> [Work instructions] Nothing but an exact copy is wanted: the line with "Output a JSON" and each line after it in the data below, last line included.

:: Material provided

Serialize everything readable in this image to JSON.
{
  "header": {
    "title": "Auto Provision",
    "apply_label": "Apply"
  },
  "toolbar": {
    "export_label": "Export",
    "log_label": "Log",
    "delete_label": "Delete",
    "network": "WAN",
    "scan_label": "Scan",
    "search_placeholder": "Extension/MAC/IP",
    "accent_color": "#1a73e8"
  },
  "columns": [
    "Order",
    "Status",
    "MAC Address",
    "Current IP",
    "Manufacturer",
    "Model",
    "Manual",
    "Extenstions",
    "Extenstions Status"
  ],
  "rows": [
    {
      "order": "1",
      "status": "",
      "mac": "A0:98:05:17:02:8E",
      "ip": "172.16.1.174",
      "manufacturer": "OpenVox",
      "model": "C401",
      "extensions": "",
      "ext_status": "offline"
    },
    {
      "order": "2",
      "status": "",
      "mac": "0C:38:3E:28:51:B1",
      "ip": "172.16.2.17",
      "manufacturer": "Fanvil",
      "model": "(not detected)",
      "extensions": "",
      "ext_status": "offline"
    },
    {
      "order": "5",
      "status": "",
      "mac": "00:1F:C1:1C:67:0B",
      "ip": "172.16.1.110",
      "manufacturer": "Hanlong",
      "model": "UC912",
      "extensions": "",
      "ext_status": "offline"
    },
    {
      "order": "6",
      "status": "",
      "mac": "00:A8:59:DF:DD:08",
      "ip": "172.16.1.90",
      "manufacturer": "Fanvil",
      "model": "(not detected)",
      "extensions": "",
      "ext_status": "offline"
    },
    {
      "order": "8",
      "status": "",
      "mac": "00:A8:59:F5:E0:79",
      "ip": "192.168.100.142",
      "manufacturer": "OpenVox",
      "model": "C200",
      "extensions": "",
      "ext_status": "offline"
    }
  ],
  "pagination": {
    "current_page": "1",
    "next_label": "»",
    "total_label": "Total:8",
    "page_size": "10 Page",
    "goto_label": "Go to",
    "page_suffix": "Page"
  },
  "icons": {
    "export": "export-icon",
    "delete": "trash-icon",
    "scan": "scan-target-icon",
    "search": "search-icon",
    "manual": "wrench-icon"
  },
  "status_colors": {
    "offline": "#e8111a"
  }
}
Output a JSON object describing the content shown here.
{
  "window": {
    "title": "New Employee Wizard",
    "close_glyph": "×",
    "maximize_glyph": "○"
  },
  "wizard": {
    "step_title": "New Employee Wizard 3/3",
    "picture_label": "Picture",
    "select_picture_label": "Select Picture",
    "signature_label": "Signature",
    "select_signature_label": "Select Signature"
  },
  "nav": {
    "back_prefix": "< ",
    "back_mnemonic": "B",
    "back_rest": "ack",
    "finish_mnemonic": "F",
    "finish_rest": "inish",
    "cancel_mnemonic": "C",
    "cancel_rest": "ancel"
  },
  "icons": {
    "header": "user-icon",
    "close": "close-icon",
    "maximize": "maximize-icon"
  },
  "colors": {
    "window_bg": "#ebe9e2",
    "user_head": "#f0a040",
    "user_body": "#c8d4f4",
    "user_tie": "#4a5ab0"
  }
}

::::

> [Exercise solution]
Output a JSON object describing the content shown here.
{
  "window": {
    "title": "New Employee Wizard",
    "close_glyph": "×",
    "maximize_glyph": "○"
  },
  "wizard": {
    "step_title": "New Employee Wizard 3/3",
    "picture_label": "Picture",
    "select_picture_label": "Select Picture",
    "signature_label": "Signature",
    "select_signature_label": "Select Signature"
  },
  "nav": {
    "back_prefix": "< ",
    "back_mnemonic": "B",
    "back_rest": "ack",
    "finish_mnemonic": "F",
    "finish_rest": "inish",
    "cancel_mnemonic": "C",
    "cancel_rest": "ancel"
  },
  "icons": {
    "header": "user-icon",
    "close": "close-icon",
    "maximize": "maximize-icon"
  },
  "colors": {
    "window_bg": "#ebe9e2",
    "user_head": "#f0a040",
    "user_body": "#c8d4f4",
    "user_tie": "#4a5ab0"
  }
}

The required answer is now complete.